HOUSTON — Tim Beckham is still relatively young at 25 and inexperienced in the majors, which leads to the more-than-occasional mistakes. Monday night he made two throwing errors at second base and twice made the third out of an inning with a runner in scoring position.
But he also has the talent and ability to dramatically impact a game, and he did that, too, bashing a three-run home run in the first inning that propelled the Rays to a much-needed 9-2 win over the Astros.
After being swept over the weekend by the Rangers, the Rays continued their dominance over the American League West leaders, beating them for the fourth straight time this season to get back to .500 at 59-59.
"We took three tough losses in Arlington, just needed a big win tonight," Beckham said. "When I'm in there, I just want to be productive. I just want to produce any way I can. … There's not too many better feelings in the world than hitting one off the barrel for a homer."

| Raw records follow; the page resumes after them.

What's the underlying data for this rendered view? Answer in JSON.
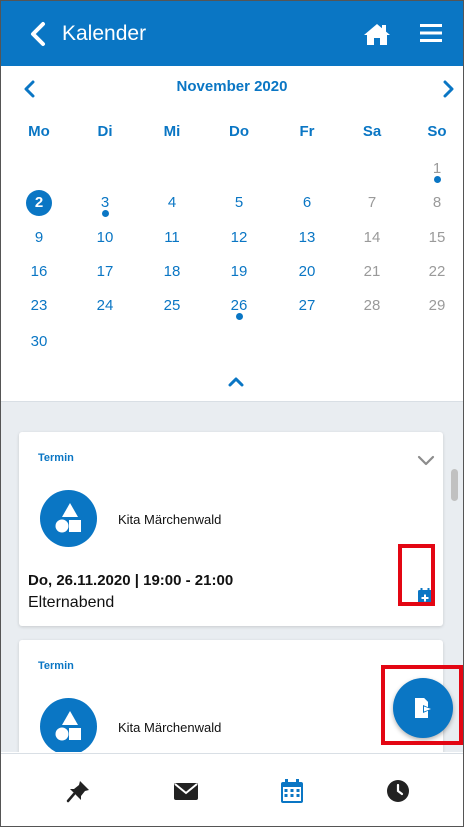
{
  "header": {
    "title": "Kalender",
    "back_icon": "chevron-left-icon",
    "home_icon": "home-icon",
    "menu_icon": "hamburger-menu-icon",
    "color": "#0a76c4"
  },
  "calendar": {
    "month_label": "November 2020",
    "weekdays": [
      "Mo",
      "Di",
      "Mi",
      "Do",
      "Fr",
      "Sa",
      "So"
    ],
    "days": [
      {
        "n": "1"
      },
      {
        "n": "2"
      },
      {
        "n": "3"
      },
      {
        "n": "4"
      },
      {
        "n": "5"
      },
      {
        "n": "6"
      },
      {
        "n": "7"
      },
      {
        "n": "8"
      },
      {
        "n": "9"
      },
      {
        "n": "10"
      },
      {
        "n": "11"
      },
      {
        "n": "12"
      },
      {
        "n": "13"
      },
      {
        "n": "14"
      },
      {
        "n": "15"
      },
      {
        "n": "16"
      },
      {
        "n": "17"
      },
      {
        "n": "18"
      },
      {
        "n": "19"
      },
      {
        "n": "20"
      },
      {
        "n": "21"
      },
      {
        "n": "22"
      },
      {
        "n": "23"
      },
      {
        "n": "24"
      },
      {
        "n": "25"
      },
      {
        "n": "26"
      },
      {
        "n": "27"
      },
      {
        "n": "28"
      },
      {
        "n": "29"
      },
      {
        "n": "30"
      }
    ],
    "selected_day": "2",
    "event_days": [
      "1",
      "3",
      "26"
    ]
  },
  "cards": [
    {
      "tag": "Termin",
      "organization": "Kita Märchenwald",
      "datetime": "Do, 26.11.2020 | 19:00 - 21:00",
      "title": "Elternabend"
    },
    {
      "tag": "Termin",
      "organization": "Kita Märchenwald"
    }
  ],
  "fab_icon": "export-file-icon",
  "bottom_nav": [
    {
      "icon": "pin-icon",
      "active": false
    },
    {
      "icon": "envelope-icon",
      "active": false
    },
    {
      "icon": "calendar-icon",
      "active": true
    },
    {
      "icon": "clock-icon",
      "active": false
    }
  ],
  "colors": {
    "accent": "#0a76c4",
    "weekend": "#9a9a9a",
    "highlight": "#e30613"
  }
}
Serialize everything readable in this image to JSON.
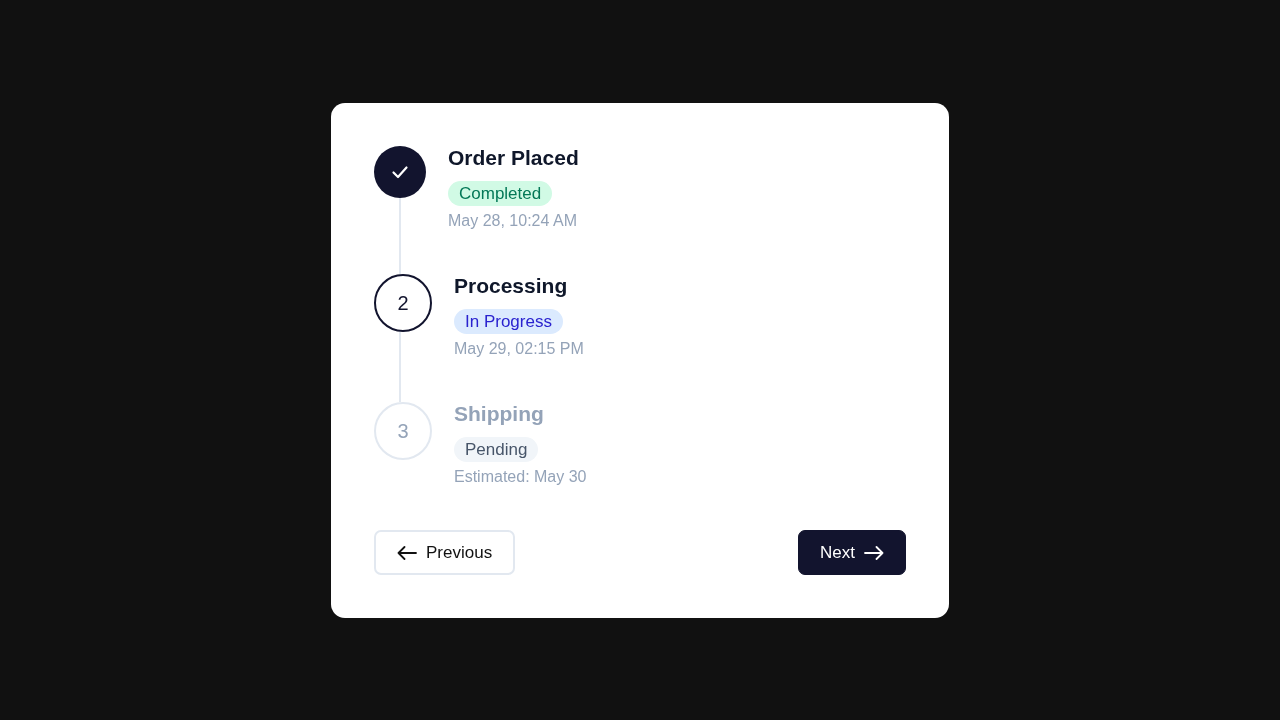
{
  "steps": [
    {
      "title": "Order Placed",
      "kind": "completed",
      "badge": "Completed",
      "date": "May 28, 10:24 AM"
    },
    {
      "title": "Processing",
      "kind": "current",
      "marker": "2",
      "badge": "In Progress",
      "date": "May 29, 02:15 PM"
    },
    {
      "title": "Shipping",
      "kind": "pending",
      "marker": "3",
      "badge": "Pending",
      "date": "Estimated: May 30"
    }
  ],
  "buttons": [
    {
      "label": "Previous",
      "kind": "back"
    },
    {
      "label": "Next",
      "kind": "forward"
    }
  ]
}
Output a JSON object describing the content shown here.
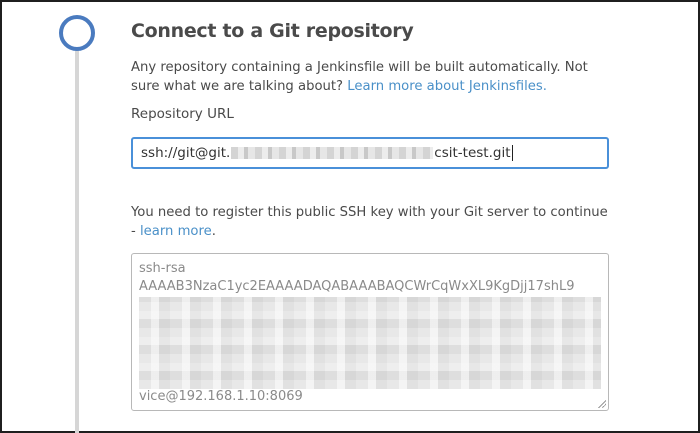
{
  "step": {
    "title": "Connect to a Git repository",
    "description_text": "Any repository containing a Jenkinsfile will be built automatically. Not sure what we are talking about?",
    "description_link": "Learn more about Jenkinsfiles."
  },
  "repository": {
    "label": "Repository URL",
    "url_prefix": "ssh://git@git.",
    "url_suffix": "csit-test.git"
  },
  "ssh": {
    "notice_text": "You need to register this public SSH key with your Git server to continue -",
    "notice_link": "learn more",
    "notice_end": ".",
    "key_line1": "ssh-rsa",
    "key_line2": "AAAAB3NzaC1yc2EAAAADAQABAAABAQCWrCqWxXL9KgDjj17shL9",
    "key_tail": "vice@192.168.1.10:8069"
  },
  "colors": {
    "accent": "#4a90c8",
    "timeline_node": "#4a7bbf",
    "input_focus": "#4a90d9"
  }
}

By the end of the night, the Rays had 15 hits, marking the first time they had been in double digits in five straight games since 2012.
Part of the Rays' problem against the Rangers — as it has been for much of August in general — was ineffective starting pitching. But Erasmo Ramirez, buoyed by the early lead, gave them a solid outing, working into the sixth inning to earn his 10th win. Steve Geltz, Brandon Gomes and just-called-up Enny Romero took it from there.
"Erasmo was really good," Rays manager Kevin Cash said.
Having already beaten Scott Kazmir once this season when he was with Oakland, the Rays jumped on their former All-Star for four runs in the first.
It started innocently, with a two-out, shift-beating single by Evan Longoria and a walk by Logan Forsythe. Asdrubal Cabrera blooped a ball that dropped in front of centerfielder Carlos Gomez for one run. Then Beckham blasted an 0-and-2 curveball for a three-run homer, his first homer since May 22 and sixth overall and in 137 at-bats, to make it 4-0.
"He takes some ferocious hacks, and when he connects, the ball goes," Cash said. "Good for him getting us going."
Plus, there was the residual benefit of having Kazmir throw 35 pitches to get through the first inning, which contributed to him lasting only 51/3.
"You just don't get that many opportunities off Scott Kazmir, and when you do, you have to capitalize on them," Cash said. "A lot of good at-bats all around."
Ramirez, whose 102 pitches were his most since June 15 against Washington, gave up a run in the second, though it was the product of a bunt single and a subsequent extremely errant throw by Beckham past first base. Ramirez allowed another in the fourth that was all his, leaving an 0-and-2 pitch to Evan Gattis over too much of the plate, and Gattis knocked it over the rightfield wall.
Another throwing error by Beckham, though with first baseman Daniel Nava contributing, and a two-out walk in the sixth ended Ramirez's night. "We decided he had gone about as far as he could go," Cash said.
On this night, that was good enough.